It’s been more than a decade since “The X-Files” went off the air after a long run on the FOX Television network, but now FBI agents Mulder and Scully are resurrected for what is billed as a “six-episode event.”
FOX is also bringing the devil to reside on Earth, even if only temporarily, finding refuge in the City of Angels, where Hollywood itself is located in an area one would hardly describe as heavenly.
Based on DC Comics characters created by Neil Gaiman and Sam Kieth, FOX is taking a flyer on the otherworldly “Lucifer,” where smooth-talking Tom Ellis, all the more debonair for his British accent, is the titular figure in a new twist on the police procedural.
Tom Ellis, for those who may not recall, had a recent stint on the USA Network in the eponymous role in “Rush,” playing a hard-partying Los Angeles doctor with an unorthodox medical practice administered to wealthy clients and celebrities seeking anonymous treatment.

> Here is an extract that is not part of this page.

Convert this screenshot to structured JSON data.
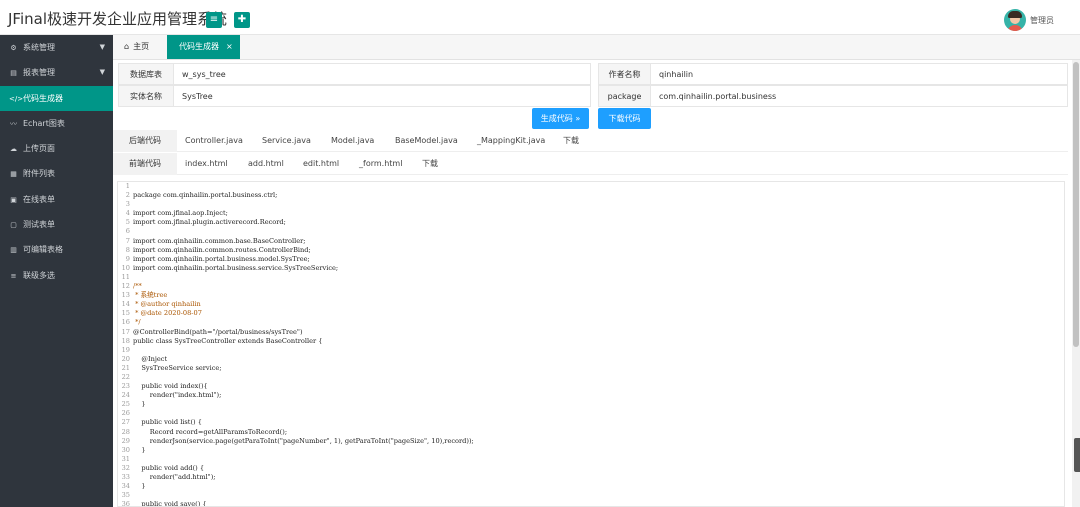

In many ways, Ellis’s role of Dr. William Rush is not too far removed on what he is called upon to do in “Lucifer,” considering that he has landed once again in California’s largest city, this time as the original fallen angel seeking a new adventure that puts him right in the middle of wealth and celebrity status.
Bored and unhappy as the lord of hell, Lucifer Morningstar has abandoned his duties down-under to set up shop on Hollywood Boulevard in Los Angeles, running the upscale nightclub Lux that is a magnet for rich hipsters and women who look like models.
Apparently one of the perks of being the devil is the ability to transform into a rakish character that is charming and charismatic. In the first episode, he’s hanging with a pop star brutally murdered outside his Lux nightclub.
The murder attracts the attention of LAPD homicide detective Chloe Decker (Lauren German), who initially is dismissive of Lucifer. But she becomes intrigued by his talent for drawing out people’s secrets.
In what is a surprising twist, Lucifer, for all of his bad boy sensibilities, desires to dispense justice and teams up Decker to solve the pop star’s murder. Moreover, Decker is immune to the devil’s so-called charms, and this in turn creates a challenge for Lucifer.
Meanwhile, God’s emissary, the angel Amenadiel (D.B. Woodside) has been sent to Los Angeles to convince Lucifer to either set up shop in Las Vegas, the original sin city, or return to the underworld. I am just kidding about the first part, but it would make sense, don’t you think?
In essence, what “Lucifer” delivers is a new turn on the police procedural of buddy cops, given that while Lucifer and Decker may team up to solve crimes, Lucifer’s interest is about why people choose to do evil.
The return of “The X-Files” after so many years comes at a time when tapping into rampant paranoia is made easier by the increasing number of conspiracy theories that abound on the Internet. “X-Files” creator Chris Carter mentioned researching more than 500 such Web sites for ideas.
Flashbacks to an alien crash site in New Mexico in 1947 sets the stage for contemporary mythology of government conspiracies to cover up everything from alien encounters to federal concentration camps set up by FEMA.
The first episode of “The X-Files” is heavy on exposition that serves to revive the folklore of Chris Carter’s fervid imagination channeled through Fox Mulder’s (David Duchovny) obsession with investigating the baffling mysteries of the universe.
In the intervening years, Gillian Anderson’s agent Dana Scully has moved on since the FBI closed the X-Files division.
Her work as a surgeon at a Washington, D.C. hospital is focused on helping children with physical deformities, and she exhibits little interest, at first, in being drawn back into exploring the unexplained.
For his part, Mulder has remained a true believer, living the life of a hermit obsessed with real and imagined conspiracies. Early on, to set the proper mood, Mulder mulls the question: “Are we truly alone, or are we being lied to?”
In his heart, Mulder agrees with second part to his question. One must ponder the thought of him sitting in his remote cabin wearing the proverbial tin-foil hat as a precautionary measure against the reach of the military-industrial complex spying on his every move.
Though Scully may be reluctant to pick up where the X-Files left off, Mulder manages to lure his former partner back into the fold when they meet alarmist talk-show host Tad O’Malley (Joel McHale).
The opinionated TV talker rambles about conspiracies from the false flag of 9/11 to NSA data mining and phone conversation surveillance, but his discovery of a mystery woman with an alien abduction tale is all that is necessary to revive Mulder’s instinctual fixations.
The show’s maxim of “the truth is out there” is the guiding principle to the revival of “The X-Files,” and that’s all that might be necessary for the legions of fans of the original series.
As for me, I am waiting for someone to explain the mystery of pop culture fascination with the Kardashians.
Tim Riley writes film and television reviews for Lake County News.